§ Requirement
Return the records in full, with every character preserved.

§ Information provided
□ □ □ □ □ □ □

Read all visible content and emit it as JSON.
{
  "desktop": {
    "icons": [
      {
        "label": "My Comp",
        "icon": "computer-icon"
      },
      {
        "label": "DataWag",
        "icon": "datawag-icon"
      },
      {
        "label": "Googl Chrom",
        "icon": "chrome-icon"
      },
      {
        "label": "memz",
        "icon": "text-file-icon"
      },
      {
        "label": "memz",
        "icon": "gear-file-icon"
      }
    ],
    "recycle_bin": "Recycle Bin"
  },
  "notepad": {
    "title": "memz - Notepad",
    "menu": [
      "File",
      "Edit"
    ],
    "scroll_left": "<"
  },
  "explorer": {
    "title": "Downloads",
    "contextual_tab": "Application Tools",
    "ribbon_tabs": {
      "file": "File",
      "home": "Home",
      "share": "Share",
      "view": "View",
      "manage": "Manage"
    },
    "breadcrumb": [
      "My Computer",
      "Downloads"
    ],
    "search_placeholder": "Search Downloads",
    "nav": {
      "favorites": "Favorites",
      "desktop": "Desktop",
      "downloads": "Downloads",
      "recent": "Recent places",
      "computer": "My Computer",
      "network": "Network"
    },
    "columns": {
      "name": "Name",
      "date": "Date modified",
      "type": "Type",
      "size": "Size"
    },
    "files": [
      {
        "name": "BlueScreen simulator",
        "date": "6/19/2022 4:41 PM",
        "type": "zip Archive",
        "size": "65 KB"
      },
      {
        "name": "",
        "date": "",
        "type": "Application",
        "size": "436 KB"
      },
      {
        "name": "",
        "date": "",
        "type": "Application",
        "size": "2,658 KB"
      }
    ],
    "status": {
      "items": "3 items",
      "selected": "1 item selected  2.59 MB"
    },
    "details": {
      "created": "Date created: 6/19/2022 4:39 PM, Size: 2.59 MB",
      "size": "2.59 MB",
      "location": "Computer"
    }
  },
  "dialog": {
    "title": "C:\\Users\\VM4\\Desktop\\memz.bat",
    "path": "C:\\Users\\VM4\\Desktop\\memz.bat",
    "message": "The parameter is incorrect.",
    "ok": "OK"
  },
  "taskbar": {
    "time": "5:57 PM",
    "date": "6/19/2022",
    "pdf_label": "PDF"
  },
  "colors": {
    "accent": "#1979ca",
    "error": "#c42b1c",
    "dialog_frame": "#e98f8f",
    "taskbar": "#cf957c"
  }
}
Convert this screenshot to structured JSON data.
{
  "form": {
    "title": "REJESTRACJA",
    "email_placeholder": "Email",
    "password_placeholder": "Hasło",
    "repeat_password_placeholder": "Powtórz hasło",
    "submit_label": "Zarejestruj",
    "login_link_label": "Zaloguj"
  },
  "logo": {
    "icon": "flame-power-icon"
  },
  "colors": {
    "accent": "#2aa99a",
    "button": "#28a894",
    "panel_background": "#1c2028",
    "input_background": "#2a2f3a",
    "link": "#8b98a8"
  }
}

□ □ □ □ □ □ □

§ Answer for this exercise
Read all visible content and emit it as JSON.
{
  "desktop": {
    "icons": [
      {
        "label": "My Comp",
        "icon": "computer-icon"
      },
      {
        "label": "DataWag",
        "icon": "datawag-icon"
      },
      {
        "label": "Googl Chrom",
        "icon": "chrome-icon"
      },
      {
        "label": "memz",
        "icon": "text-file-icon"
      },
      {
        "label": "memz",
        "icon": "gear-file-icon"
      }
    ],
    "recycle_bin": "Recycle Bin"
  },
  "notepad": {
    "title": "memz - Notepad",
    "menu": [
      "File",
      "Edit"
    ],
    "scroll_left": "<"
  },
  "explorer": {
    "title": "Downloads",
    "contextual_tab": "Application Tools",
    "ribbon_tabs": {
      "file": "File",
      "home": "Home",
      "share": "Share",
      "view": "View",
      "manage": "Manage"
    },
    "breadcrumb": [
      "My Computer",
      "Downloads"
    ],
    "search_placeholder": "Search Downloads",
    "nav": {
      "favorites": "Favorites",
      "desktop": "Desktop",
      "downloads": "Downloads",
      "recent": "Recent places",
      "computer": "My Computer",
      "network": "Network"
    },
    "columns": {
      "name": "Name",
      "date": "Date modified",
      "type": "Type",
      "size": "Size"
    },
    "files": [
      {
        "name": "BlueScreen simulator",
        "date": "6/19/2022 4:41 PM",
        "type": "zip Archive",
        "size": "65 KB"
      },
      {
        "name": "",
        "date": "",
        "type": "Application",
        "size": "436 KB"
      },
      {
        "name": "",
        "date": "",
        "type": "Application",
        "size": "2,658 KB"
      }
    ],
    "status": {
      "items": "3 items",
      "selected": "1 item selected  2.59 MB"
    },
    "details": {
      "created": "Date created: 6/19/2022 4:39 PM, Size: 2.59 MB",
      "size": "2.59 MB",
      "location": "Computer"
    }
  },
  "dialog": {
    "title": "C:\\Users\\VM4\\Desktop\\memz.bat",
    "path": "C:\\Users\\VM4\\Desktop\\memz.bat",
    "message": "The parameter is incorrect.",
    "ok": "OK"
  },
  "taskbar": {
    "time": "5:57 PM",
    "date": "6/19/2022",
    "pdf_label": "PDF"
  },
  "colors": {
    "accent": "#1979ca",
    "error": "#c42b1c",
    "dialog_frame": "#e98f8f",
    "taskbar": "#cf957c"
  }
}
Convert this screenshot to structured JSON data.
{
  "form": {
    "title": "REJESTRACJA",
    "email_placeholder": "Email",
    "password_placeholder": "Hasło",
    "repeat_password_placeholder": "Powtórz hasło",
    "submit_label": "Zarejestruj",
    "login_link_label": "Zaloguj"
  },
  "logo": {
    "icon": "flame-power-icon"
  },
  "colors": {
    "accent": "#2aa99a",
    "button": "#28a894",
    "panel_background": "#1c2028",
    "input_background": "#2a2f3a",
    "link": "#8b98a8"
  }
}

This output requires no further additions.